"""

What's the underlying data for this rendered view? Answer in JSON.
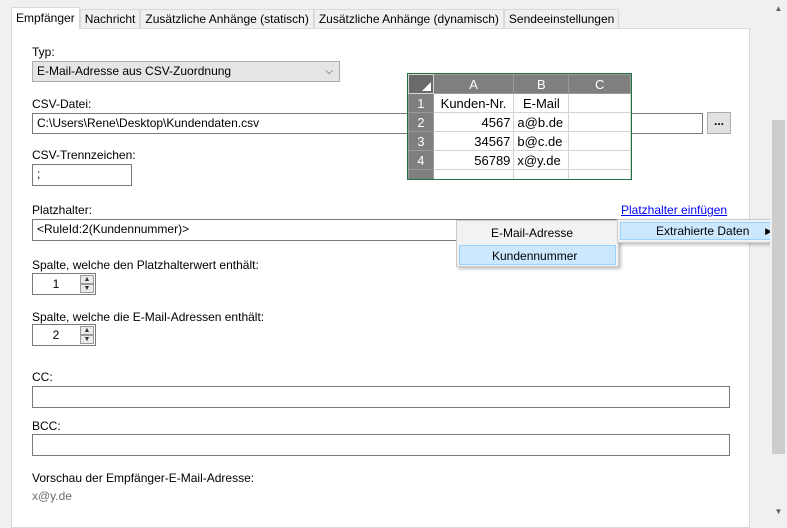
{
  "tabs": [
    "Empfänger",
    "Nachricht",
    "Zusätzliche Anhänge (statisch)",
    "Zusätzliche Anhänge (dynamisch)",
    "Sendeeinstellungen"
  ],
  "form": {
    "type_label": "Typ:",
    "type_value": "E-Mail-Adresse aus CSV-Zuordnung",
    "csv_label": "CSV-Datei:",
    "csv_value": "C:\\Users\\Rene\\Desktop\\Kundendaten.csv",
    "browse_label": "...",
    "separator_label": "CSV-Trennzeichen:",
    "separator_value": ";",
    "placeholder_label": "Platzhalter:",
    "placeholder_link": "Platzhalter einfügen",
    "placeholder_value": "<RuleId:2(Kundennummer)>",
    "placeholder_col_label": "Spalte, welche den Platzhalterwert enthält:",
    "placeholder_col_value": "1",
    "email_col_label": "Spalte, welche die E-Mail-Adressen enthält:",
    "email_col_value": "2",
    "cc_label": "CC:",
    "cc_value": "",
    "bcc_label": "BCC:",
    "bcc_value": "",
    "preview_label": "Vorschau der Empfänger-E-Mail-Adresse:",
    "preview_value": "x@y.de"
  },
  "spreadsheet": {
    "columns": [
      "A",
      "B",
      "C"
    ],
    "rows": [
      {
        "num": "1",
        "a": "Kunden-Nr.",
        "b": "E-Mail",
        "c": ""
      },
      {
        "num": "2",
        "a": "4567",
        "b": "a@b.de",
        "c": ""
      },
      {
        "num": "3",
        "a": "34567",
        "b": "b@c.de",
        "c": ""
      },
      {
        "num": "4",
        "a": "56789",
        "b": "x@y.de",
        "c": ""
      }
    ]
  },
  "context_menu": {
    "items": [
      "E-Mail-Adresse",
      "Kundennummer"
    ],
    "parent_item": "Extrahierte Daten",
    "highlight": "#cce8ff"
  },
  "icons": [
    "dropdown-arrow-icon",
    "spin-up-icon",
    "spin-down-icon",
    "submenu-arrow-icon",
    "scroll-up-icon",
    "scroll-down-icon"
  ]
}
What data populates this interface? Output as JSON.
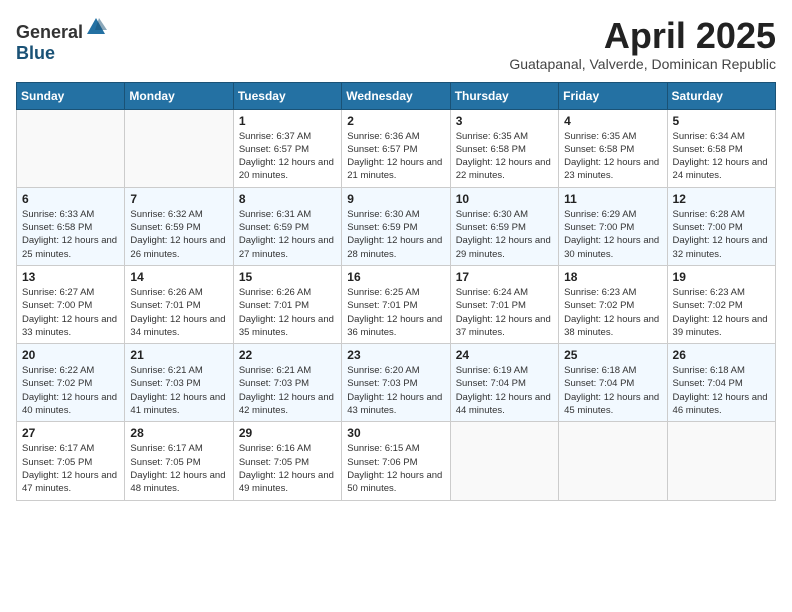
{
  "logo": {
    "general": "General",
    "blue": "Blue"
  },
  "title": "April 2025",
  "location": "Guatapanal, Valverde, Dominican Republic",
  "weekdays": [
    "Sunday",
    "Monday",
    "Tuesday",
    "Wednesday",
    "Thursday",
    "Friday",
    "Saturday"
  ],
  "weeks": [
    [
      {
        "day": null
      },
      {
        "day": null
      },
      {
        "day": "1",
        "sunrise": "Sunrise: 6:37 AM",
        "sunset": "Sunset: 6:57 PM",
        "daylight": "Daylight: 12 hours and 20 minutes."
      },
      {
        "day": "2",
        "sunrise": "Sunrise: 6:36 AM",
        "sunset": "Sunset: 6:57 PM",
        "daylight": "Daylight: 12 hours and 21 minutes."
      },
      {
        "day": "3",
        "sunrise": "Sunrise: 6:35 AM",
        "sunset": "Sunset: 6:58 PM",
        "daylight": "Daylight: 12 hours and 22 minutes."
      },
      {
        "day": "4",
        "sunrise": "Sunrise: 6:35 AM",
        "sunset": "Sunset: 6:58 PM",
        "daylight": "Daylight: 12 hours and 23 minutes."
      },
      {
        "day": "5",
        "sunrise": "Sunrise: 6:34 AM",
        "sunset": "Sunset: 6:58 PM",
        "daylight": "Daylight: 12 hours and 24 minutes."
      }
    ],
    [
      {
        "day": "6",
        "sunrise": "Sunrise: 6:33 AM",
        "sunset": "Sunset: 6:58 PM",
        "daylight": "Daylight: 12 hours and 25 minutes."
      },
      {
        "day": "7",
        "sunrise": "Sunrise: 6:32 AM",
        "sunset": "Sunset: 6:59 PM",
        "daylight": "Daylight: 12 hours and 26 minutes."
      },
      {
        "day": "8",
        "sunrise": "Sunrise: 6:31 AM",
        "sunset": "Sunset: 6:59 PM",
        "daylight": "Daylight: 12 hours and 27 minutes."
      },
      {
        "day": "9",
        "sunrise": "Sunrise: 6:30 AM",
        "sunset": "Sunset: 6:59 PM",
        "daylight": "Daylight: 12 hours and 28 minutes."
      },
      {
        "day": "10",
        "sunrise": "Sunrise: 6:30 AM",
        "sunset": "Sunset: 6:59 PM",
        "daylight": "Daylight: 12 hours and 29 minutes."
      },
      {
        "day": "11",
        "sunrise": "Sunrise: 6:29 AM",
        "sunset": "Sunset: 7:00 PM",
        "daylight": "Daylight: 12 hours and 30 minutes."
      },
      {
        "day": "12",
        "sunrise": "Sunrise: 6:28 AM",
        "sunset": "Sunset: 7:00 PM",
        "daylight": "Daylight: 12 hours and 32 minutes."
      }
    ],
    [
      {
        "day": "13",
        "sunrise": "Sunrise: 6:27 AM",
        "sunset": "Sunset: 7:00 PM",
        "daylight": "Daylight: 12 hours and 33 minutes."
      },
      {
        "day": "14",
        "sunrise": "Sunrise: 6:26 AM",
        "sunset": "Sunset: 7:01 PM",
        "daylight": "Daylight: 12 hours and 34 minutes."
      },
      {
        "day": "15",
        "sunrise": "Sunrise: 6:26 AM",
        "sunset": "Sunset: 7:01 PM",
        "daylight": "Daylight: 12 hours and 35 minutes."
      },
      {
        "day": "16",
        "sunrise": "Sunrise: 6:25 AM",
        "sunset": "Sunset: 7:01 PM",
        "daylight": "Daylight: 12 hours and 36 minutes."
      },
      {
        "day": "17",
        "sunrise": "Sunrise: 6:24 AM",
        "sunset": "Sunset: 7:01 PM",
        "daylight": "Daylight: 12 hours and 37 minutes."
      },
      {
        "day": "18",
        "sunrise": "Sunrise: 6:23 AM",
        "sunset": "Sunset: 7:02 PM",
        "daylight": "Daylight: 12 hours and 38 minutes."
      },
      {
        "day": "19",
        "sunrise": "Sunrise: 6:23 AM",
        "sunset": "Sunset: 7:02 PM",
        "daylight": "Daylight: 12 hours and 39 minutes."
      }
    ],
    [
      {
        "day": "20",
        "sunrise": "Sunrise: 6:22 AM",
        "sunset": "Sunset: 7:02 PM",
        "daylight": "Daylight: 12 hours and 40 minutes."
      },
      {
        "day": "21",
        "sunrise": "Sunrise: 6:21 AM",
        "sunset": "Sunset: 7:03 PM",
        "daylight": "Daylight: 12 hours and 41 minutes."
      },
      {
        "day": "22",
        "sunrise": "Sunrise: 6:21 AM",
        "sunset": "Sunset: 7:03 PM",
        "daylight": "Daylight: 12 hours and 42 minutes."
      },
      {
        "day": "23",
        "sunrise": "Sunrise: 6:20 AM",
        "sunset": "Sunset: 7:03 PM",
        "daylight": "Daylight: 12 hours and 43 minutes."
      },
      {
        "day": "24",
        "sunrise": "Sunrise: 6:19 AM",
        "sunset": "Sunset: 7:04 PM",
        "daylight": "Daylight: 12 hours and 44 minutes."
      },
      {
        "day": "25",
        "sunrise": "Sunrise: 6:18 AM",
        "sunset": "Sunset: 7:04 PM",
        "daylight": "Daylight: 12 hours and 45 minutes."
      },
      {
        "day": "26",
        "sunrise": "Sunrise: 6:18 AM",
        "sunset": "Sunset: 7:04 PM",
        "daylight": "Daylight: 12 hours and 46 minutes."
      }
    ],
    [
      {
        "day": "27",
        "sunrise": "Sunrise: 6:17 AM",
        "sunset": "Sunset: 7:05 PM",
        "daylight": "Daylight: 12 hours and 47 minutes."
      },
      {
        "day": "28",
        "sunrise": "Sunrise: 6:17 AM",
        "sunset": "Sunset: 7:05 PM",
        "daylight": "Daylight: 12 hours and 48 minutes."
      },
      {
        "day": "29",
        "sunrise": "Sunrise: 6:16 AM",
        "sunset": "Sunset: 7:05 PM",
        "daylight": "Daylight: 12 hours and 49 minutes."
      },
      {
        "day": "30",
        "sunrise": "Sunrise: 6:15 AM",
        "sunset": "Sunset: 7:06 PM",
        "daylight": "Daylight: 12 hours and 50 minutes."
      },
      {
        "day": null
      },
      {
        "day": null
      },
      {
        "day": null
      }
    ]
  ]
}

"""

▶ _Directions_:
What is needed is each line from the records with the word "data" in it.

▶ _Result_:
What's the underlying data for this rendered view? Answer in JSON.
What data populates this interface? Output as JSON.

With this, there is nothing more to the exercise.